#### Required work
Scan the data, and whenever a line contains "screenshot", copy it.

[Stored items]
- - - -

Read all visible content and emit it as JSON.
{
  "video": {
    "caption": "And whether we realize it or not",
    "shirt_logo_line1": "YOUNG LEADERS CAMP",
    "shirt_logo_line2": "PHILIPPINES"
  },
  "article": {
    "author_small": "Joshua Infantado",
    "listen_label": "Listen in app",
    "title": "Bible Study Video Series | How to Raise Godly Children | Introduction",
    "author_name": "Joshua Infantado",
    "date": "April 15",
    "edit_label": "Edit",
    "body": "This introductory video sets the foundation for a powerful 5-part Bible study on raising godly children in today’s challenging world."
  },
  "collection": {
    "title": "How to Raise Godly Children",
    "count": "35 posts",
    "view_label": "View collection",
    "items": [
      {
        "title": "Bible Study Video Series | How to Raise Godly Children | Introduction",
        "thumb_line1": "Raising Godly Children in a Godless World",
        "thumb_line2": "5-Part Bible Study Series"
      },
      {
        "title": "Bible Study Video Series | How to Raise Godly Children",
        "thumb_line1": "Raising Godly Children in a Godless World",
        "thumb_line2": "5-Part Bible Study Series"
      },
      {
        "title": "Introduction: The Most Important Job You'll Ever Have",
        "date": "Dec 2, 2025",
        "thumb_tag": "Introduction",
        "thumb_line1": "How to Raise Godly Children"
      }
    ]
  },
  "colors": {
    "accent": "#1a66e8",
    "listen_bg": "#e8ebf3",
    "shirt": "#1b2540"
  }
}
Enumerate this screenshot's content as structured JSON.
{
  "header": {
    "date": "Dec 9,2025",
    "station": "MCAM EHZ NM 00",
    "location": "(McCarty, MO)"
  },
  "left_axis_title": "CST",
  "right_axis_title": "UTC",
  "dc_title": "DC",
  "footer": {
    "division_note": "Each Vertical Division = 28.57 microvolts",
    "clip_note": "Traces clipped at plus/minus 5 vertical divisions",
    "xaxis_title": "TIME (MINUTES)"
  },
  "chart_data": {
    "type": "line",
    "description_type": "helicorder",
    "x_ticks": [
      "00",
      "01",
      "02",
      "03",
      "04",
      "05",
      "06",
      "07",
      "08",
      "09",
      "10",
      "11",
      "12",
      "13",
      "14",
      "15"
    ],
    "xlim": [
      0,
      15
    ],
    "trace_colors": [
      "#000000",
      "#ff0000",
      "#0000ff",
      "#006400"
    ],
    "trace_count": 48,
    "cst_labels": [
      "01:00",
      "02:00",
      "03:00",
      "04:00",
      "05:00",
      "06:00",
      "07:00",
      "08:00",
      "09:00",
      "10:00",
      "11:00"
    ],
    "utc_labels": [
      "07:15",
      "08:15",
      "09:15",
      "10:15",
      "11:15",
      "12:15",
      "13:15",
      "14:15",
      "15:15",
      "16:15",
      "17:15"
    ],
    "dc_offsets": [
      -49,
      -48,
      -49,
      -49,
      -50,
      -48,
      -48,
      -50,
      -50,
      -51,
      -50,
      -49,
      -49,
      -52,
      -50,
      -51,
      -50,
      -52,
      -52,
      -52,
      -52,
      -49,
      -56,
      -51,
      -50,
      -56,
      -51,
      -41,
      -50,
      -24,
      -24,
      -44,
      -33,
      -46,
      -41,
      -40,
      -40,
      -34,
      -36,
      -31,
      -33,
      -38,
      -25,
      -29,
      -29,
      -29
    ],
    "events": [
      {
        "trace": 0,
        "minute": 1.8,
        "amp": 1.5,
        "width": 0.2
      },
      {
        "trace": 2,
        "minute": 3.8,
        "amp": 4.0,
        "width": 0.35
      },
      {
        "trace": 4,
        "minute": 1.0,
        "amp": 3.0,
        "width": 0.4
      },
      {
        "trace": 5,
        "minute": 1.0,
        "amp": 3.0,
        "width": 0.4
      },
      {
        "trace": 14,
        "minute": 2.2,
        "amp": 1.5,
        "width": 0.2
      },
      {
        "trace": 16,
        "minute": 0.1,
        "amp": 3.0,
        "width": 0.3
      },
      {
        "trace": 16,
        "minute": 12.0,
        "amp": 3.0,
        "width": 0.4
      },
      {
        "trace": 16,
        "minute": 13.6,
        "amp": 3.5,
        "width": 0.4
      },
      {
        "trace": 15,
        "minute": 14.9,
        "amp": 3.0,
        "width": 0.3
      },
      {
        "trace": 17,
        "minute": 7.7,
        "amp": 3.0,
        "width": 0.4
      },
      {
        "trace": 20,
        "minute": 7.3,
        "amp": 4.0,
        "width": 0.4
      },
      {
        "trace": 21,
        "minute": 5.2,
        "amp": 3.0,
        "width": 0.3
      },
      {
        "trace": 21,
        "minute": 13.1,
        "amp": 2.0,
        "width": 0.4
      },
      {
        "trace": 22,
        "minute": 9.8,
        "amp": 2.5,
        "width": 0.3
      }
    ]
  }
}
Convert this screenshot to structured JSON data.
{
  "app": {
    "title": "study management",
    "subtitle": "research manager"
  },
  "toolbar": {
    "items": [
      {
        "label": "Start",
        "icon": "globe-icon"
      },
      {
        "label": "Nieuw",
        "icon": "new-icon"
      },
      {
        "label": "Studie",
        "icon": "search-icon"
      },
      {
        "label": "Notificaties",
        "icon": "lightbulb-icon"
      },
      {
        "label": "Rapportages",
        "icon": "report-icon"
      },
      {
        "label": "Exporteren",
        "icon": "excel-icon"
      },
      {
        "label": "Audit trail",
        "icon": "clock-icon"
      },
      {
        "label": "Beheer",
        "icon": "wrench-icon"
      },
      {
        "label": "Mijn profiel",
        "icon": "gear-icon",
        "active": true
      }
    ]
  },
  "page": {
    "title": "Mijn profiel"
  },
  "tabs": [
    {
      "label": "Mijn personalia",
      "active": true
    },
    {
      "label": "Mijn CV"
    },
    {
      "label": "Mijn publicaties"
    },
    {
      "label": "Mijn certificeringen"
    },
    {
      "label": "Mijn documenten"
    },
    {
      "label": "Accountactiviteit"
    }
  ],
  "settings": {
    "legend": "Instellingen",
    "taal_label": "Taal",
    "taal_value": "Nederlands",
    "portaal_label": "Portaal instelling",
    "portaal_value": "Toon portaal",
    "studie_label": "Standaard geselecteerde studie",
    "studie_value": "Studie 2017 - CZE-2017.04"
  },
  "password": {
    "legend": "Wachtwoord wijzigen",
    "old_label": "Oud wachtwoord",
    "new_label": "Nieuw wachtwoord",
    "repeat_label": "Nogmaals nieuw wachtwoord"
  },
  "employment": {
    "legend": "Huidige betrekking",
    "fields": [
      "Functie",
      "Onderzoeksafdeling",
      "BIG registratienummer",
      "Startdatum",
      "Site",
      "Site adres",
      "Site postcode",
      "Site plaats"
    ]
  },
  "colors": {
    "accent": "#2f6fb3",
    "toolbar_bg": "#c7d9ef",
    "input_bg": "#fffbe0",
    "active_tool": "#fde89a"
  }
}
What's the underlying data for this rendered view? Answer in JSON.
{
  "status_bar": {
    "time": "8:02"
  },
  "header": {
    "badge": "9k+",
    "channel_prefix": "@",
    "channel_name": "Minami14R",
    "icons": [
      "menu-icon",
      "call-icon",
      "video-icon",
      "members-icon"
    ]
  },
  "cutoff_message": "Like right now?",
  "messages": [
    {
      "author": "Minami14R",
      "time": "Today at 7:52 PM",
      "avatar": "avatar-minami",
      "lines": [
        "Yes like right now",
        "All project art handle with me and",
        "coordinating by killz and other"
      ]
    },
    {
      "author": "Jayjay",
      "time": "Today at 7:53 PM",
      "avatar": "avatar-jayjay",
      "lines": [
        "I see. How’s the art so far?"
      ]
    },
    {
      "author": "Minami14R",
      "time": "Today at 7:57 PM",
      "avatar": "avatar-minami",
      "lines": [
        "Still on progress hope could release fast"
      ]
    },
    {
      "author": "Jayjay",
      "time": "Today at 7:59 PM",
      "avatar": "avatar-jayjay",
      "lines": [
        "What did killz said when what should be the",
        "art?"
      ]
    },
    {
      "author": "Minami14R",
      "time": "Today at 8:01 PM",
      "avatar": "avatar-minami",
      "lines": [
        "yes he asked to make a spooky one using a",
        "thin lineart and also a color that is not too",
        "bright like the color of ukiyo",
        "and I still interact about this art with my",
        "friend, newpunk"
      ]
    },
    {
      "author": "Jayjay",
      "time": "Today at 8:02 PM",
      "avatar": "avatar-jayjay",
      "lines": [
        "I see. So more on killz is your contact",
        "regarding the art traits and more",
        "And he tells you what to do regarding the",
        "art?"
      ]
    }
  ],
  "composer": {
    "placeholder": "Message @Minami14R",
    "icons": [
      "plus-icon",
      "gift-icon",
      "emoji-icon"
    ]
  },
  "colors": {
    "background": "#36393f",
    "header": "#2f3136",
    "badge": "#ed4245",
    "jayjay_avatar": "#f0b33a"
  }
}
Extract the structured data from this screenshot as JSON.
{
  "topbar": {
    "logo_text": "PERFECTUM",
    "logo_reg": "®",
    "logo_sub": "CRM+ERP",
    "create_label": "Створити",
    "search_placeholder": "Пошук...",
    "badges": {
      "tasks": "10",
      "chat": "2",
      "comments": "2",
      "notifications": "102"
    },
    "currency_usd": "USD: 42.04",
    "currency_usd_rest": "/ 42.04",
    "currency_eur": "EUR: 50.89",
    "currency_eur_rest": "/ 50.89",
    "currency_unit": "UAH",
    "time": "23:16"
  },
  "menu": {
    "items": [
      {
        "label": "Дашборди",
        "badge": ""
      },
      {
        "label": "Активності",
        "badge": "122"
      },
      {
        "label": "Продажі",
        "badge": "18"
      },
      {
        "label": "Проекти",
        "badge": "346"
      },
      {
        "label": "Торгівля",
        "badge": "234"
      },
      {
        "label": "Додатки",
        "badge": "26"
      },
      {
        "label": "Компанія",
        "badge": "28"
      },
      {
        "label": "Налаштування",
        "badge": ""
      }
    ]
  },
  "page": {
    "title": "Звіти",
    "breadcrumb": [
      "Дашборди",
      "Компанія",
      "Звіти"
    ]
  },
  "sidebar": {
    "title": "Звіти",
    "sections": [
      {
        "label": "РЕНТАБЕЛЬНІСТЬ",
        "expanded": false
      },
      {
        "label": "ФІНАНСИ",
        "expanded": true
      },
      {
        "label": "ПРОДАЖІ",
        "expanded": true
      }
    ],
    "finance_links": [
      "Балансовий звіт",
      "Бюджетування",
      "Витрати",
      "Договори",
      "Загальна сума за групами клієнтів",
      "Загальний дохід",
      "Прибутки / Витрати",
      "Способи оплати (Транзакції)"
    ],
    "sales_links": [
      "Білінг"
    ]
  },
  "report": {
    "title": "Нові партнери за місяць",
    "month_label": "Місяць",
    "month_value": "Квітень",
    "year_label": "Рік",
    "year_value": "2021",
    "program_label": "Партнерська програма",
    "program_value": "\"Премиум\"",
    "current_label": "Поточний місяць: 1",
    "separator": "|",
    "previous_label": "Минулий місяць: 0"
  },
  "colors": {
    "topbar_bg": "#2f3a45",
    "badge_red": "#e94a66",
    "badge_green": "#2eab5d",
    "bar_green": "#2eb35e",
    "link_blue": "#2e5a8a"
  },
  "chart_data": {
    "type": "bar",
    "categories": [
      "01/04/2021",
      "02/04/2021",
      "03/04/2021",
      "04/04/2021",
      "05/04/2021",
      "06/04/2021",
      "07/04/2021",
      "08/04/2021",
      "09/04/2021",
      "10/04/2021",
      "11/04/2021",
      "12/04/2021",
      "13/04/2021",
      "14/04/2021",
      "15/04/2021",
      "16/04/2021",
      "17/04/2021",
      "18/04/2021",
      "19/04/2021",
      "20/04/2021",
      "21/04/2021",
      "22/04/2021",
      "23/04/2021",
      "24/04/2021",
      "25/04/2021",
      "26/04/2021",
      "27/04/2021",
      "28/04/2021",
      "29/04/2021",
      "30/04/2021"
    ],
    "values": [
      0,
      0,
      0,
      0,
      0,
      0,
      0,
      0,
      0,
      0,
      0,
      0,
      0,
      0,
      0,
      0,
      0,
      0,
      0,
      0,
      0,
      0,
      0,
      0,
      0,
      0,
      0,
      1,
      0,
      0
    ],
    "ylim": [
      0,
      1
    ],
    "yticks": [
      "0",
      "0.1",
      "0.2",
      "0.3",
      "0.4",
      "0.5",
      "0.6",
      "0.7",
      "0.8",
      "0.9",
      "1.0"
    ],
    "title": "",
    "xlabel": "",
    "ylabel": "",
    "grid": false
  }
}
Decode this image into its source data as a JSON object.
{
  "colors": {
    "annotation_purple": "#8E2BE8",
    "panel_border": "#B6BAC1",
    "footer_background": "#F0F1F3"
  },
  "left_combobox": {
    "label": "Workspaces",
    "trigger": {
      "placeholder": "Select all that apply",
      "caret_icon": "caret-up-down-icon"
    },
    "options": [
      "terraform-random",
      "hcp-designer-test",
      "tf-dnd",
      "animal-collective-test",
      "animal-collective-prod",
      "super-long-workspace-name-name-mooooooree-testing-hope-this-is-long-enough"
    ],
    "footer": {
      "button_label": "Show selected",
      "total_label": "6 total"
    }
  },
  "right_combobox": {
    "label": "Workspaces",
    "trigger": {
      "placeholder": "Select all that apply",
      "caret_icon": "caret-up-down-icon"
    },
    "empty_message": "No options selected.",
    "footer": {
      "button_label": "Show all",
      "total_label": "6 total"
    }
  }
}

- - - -

#### Answer to this exercise
Enumerate this screenshot's content as structured JSON.
Convert this screenshot to structured JSON data.
Extract the structured data from this screenshot as JSON.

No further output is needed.